What is required -
Using the data below, work out how many of its lines contain "label", and give that number with nothing added.

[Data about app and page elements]
=== Section Start ===

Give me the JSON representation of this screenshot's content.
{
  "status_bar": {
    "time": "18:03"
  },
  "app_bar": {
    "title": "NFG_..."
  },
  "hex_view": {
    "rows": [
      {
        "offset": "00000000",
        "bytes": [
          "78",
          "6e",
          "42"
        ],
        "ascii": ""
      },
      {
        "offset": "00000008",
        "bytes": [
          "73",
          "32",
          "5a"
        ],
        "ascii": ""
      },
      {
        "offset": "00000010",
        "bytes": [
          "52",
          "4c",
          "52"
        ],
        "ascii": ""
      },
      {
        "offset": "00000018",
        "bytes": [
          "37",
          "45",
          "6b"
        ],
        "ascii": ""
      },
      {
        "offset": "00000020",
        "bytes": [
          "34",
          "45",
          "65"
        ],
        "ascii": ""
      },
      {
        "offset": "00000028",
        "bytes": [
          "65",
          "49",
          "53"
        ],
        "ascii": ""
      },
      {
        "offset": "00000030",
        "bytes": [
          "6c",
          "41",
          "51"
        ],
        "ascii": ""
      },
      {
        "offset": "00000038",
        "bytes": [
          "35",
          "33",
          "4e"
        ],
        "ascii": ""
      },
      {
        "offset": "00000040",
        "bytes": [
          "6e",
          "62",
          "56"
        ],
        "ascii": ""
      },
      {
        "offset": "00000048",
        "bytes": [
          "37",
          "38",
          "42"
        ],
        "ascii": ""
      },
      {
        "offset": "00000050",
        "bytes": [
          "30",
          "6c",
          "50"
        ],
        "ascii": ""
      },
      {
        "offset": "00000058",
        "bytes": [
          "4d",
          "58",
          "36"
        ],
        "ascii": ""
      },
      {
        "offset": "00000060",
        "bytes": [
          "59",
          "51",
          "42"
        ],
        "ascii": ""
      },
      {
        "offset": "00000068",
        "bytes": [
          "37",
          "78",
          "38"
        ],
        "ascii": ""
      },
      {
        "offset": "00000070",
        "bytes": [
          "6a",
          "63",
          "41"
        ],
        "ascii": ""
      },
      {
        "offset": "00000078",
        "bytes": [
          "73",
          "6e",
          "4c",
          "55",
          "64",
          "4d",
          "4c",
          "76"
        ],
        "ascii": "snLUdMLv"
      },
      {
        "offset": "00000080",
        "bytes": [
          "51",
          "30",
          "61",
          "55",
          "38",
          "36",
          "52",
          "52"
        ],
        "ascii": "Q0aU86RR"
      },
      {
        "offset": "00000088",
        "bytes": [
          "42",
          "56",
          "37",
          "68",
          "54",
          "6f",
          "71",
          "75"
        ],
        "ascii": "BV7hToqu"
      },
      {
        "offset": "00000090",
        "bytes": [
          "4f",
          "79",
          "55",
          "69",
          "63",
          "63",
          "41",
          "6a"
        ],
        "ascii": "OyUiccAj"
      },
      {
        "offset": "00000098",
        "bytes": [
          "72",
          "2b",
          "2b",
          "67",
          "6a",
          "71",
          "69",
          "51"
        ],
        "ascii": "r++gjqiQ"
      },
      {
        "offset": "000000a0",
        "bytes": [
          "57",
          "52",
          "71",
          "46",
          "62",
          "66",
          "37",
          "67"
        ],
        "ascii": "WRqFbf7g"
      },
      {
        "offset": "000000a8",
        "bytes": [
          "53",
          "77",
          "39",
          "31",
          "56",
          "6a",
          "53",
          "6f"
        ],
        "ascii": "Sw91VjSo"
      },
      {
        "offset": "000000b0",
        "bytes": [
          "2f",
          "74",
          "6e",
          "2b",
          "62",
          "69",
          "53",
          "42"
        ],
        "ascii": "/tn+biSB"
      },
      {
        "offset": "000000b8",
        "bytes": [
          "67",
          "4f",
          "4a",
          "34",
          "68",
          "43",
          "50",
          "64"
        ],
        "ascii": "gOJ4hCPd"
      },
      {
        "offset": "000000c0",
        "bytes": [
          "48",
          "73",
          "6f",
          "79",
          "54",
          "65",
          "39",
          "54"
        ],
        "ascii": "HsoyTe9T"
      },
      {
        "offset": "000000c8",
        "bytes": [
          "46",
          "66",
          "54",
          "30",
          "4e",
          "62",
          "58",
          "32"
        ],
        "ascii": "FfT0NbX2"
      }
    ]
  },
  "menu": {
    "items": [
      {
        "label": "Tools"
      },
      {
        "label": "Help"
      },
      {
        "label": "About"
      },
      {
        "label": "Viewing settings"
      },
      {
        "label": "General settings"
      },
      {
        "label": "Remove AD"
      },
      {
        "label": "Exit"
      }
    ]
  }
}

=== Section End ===

Written answer -
7